When Joseph finally reveals his true identity to his brothers, he immediately tells them not to worry or be afraid. Although his methods of deceiving them, planting the cup in Benjamin’s sack etc. seem to be fuelled by a cruel desire for revenge (greatly mitigated by what was done to him, of course), his immediate concern now to alleviate their fears seem to indicate there was a positive, higher purpose to it all, perhaps to allow them to prove their regret for their past actions.
The reunification of Joseph and his brothers in our Torah portion was seen throughout the ages as laying the groundwork for future reconciliation and coexistence between all different factions of humanity. People will let the past be the past, understand that there is a higher power directing everything for a greater good, and commit to setting aside their differences for the benefit of themselves and their children.
Since Joseph’s time we still await the time when people will learn to see each other as equals. Each step closer is worthwhile in itself.

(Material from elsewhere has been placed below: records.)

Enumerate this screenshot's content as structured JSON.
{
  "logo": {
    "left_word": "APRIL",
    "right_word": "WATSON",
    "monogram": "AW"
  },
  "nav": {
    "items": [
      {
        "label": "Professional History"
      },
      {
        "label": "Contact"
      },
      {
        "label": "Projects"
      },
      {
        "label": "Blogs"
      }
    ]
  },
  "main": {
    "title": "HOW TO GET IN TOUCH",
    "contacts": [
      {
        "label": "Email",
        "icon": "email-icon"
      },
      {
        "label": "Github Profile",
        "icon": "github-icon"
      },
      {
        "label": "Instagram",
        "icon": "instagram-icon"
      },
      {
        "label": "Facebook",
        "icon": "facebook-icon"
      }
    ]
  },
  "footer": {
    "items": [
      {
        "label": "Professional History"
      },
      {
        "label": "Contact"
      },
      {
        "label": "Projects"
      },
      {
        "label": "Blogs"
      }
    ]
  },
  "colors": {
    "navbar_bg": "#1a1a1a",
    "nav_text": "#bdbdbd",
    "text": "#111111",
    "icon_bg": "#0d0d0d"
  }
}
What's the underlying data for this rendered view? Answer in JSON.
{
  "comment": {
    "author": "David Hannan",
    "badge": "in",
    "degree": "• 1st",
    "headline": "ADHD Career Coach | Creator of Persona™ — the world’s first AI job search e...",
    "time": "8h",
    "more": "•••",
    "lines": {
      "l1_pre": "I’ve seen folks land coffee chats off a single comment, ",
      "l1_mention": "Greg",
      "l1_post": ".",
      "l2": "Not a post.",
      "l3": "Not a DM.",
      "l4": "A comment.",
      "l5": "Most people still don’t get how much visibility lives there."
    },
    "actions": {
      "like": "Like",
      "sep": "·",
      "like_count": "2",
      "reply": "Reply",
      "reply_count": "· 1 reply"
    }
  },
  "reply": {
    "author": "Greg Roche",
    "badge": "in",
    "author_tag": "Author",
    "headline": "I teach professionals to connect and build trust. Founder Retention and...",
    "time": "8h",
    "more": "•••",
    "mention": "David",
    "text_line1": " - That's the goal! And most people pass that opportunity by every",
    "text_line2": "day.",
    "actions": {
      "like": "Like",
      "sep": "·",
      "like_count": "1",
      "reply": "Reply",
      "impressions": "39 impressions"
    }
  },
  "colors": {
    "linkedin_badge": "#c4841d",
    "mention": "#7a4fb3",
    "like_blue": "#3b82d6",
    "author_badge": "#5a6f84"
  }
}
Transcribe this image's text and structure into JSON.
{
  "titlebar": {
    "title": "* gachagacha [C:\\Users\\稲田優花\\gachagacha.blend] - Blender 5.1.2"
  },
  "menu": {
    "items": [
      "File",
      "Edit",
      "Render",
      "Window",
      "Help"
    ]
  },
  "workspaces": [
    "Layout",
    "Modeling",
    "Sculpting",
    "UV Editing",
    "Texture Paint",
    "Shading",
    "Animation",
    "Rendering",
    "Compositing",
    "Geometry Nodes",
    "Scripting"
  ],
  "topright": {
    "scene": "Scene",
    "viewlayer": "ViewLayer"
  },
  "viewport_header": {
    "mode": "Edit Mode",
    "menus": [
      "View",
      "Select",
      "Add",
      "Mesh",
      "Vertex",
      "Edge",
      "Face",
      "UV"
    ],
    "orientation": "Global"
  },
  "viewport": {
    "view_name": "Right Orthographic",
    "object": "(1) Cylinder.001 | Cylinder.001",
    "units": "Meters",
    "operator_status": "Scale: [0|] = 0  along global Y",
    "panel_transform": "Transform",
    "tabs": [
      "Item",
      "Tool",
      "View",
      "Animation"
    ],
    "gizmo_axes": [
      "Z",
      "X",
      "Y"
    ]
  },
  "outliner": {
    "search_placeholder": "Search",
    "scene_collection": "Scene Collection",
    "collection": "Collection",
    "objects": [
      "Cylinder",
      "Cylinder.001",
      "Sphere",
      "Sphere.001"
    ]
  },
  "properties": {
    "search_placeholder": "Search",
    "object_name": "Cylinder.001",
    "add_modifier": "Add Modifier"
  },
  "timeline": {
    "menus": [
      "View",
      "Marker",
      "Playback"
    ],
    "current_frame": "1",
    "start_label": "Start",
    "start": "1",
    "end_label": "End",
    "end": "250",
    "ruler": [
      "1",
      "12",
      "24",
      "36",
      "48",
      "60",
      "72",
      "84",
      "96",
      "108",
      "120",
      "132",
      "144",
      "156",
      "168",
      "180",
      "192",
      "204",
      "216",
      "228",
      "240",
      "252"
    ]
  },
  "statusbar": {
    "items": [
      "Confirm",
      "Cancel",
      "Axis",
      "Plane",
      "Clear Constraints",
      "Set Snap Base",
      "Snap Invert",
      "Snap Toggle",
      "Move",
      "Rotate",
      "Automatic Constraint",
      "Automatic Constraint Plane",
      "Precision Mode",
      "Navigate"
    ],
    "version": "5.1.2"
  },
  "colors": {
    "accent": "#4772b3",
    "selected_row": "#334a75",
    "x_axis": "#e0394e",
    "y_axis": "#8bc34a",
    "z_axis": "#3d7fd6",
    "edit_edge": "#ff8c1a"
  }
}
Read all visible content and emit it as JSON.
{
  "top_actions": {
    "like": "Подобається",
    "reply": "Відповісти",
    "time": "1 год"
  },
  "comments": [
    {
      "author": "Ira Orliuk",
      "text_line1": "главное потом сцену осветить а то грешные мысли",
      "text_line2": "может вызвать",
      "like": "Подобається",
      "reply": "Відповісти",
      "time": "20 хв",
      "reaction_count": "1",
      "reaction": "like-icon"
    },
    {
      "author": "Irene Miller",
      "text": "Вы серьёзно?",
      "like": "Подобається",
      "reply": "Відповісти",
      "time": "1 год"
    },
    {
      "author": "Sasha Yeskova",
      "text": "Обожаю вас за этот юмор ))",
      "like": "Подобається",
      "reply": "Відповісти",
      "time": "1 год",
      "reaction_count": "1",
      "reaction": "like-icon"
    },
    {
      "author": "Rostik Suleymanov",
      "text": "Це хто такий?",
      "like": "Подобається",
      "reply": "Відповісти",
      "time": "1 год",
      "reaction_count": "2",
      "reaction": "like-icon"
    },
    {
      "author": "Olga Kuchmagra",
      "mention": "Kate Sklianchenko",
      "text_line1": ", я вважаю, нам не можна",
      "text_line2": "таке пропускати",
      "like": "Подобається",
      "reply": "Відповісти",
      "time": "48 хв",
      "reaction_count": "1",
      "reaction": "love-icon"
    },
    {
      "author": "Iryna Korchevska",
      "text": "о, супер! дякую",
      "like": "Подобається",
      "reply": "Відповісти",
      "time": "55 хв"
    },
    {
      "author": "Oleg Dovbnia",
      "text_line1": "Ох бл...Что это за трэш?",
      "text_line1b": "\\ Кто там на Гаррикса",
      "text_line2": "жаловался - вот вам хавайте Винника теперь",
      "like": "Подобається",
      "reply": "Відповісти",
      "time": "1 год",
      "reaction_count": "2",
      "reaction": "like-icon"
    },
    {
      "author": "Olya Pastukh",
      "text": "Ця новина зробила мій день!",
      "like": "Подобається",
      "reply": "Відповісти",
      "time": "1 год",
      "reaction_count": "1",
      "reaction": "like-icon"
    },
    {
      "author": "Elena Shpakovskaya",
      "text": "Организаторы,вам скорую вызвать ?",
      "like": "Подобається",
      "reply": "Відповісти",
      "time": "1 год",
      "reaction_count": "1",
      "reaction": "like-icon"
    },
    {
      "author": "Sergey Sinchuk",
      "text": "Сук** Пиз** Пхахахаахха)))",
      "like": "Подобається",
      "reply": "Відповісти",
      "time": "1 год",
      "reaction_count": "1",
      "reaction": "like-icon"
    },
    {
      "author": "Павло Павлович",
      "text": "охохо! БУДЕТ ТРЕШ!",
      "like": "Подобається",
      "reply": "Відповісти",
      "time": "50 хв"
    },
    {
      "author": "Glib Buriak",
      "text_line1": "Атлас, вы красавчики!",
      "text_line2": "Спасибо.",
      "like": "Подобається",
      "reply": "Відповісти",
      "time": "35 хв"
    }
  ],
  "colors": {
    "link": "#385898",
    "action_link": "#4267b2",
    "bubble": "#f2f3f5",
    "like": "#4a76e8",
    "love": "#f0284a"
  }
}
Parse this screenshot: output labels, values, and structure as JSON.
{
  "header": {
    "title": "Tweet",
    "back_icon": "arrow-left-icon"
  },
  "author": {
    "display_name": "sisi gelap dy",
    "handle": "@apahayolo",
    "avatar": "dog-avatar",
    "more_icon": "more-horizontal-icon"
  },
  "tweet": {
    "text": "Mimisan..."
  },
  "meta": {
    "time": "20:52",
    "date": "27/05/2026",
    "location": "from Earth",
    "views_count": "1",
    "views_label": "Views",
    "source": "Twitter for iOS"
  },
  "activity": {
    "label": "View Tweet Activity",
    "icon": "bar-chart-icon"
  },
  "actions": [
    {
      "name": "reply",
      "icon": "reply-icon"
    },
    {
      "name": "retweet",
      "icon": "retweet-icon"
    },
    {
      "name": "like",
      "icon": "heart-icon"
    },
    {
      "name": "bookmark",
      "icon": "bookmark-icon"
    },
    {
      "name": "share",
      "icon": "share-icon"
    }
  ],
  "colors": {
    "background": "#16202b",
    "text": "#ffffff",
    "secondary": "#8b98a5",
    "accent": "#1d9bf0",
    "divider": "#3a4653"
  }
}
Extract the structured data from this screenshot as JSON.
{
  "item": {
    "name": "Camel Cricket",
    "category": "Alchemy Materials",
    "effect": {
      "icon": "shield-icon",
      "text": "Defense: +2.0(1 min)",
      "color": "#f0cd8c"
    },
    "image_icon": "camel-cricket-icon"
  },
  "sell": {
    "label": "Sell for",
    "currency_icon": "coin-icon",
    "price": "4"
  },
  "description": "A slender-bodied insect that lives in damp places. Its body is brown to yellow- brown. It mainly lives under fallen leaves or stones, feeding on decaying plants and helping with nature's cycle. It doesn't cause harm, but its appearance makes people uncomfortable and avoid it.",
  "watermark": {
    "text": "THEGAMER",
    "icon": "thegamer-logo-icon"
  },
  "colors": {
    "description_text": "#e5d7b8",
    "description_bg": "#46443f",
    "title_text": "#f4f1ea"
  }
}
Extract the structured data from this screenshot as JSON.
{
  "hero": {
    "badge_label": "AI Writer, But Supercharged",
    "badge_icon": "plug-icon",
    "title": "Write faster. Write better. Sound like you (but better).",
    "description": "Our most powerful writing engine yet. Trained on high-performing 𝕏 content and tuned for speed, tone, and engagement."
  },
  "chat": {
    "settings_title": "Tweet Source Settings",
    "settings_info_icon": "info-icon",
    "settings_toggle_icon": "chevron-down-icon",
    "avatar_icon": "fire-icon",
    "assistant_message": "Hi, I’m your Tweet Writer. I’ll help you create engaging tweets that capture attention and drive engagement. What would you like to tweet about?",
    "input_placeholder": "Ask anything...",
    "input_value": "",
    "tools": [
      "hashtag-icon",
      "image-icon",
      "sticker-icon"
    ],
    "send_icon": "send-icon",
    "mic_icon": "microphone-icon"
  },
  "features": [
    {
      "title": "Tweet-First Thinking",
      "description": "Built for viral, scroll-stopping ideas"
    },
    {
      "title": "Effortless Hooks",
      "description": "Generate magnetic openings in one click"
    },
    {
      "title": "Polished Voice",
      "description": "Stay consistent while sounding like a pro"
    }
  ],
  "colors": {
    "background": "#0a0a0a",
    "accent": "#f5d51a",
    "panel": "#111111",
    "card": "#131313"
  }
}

It is our job to remind others – and ourselves – that we cannot simply wait for this time to come; we must make it happen through our own actions.